### YOUR GOAL
Filter the records below, keeping only lines with the string "English".

Element data from apps and pages:
----

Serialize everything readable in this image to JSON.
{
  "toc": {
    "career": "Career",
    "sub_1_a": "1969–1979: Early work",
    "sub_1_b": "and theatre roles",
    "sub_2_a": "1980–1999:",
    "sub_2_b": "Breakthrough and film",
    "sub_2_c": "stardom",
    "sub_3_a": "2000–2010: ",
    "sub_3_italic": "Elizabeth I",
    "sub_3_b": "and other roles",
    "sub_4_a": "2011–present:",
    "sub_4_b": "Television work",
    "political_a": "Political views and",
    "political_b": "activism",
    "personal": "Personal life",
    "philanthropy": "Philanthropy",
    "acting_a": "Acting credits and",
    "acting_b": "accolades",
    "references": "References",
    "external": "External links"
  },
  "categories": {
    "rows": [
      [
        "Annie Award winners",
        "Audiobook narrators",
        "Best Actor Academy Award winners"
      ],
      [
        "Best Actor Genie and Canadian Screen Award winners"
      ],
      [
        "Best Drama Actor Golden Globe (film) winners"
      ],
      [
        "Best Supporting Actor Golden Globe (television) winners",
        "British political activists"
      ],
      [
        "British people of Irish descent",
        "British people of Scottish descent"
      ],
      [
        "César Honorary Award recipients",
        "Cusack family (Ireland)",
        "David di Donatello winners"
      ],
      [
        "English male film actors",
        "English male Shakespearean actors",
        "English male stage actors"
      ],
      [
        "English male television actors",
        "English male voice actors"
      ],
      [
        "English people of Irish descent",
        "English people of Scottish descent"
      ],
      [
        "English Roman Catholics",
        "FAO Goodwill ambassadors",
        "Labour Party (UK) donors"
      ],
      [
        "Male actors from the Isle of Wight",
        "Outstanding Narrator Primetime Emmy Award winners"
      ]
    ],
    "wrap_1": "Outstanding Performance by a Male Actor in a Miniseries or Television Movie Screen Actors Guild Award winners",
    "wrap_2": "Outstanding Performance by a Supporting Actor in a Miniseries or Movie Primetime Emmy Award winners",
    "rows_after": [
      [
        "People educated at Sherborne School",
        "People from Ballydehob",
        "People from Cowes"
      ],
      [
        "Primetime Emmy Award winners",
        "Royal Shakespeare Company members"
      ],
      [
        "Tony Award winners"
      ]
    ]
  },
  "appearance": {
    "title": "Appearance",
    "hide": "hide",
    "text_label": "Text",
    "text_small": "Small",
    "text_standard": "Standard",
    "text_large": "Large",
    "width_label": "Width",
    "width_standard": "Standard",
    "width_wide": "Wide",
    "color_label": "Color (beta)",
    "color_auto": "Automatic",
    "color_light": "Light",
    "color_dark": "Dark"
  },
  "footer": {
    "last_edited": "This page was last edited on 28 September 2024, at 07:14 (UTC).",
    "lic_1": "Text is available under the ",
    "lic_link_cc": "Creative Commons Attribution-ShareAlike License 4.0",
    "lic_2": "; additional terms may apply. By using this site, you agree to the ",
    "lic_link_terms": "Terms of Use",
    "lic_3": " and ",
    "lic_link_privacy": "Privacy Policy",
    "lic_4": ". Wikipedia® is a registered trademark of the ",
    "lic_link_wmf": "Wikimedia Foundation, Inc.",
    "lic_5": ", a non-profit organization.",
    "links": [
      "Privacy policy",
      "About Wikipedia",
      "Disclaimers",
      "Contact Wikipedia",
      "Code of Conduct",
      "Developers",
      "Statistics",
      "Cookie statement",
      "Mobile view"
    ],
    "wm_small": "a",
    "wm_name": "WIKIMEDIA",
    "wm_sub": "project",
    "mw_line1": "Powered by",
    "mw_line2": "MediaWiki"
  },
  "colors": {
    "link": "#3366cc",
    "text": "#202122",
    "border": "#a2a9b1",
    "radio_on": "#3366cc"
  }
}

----

### SOLUTION
        "English male film actors",
        "English male Shakespearean actors",
        "English male stage actors"
        "English male television actors",
        "English male voice actors"
        "English people of Irish descent",
        "English people of Scottish descent"
        "English Roman Catholics",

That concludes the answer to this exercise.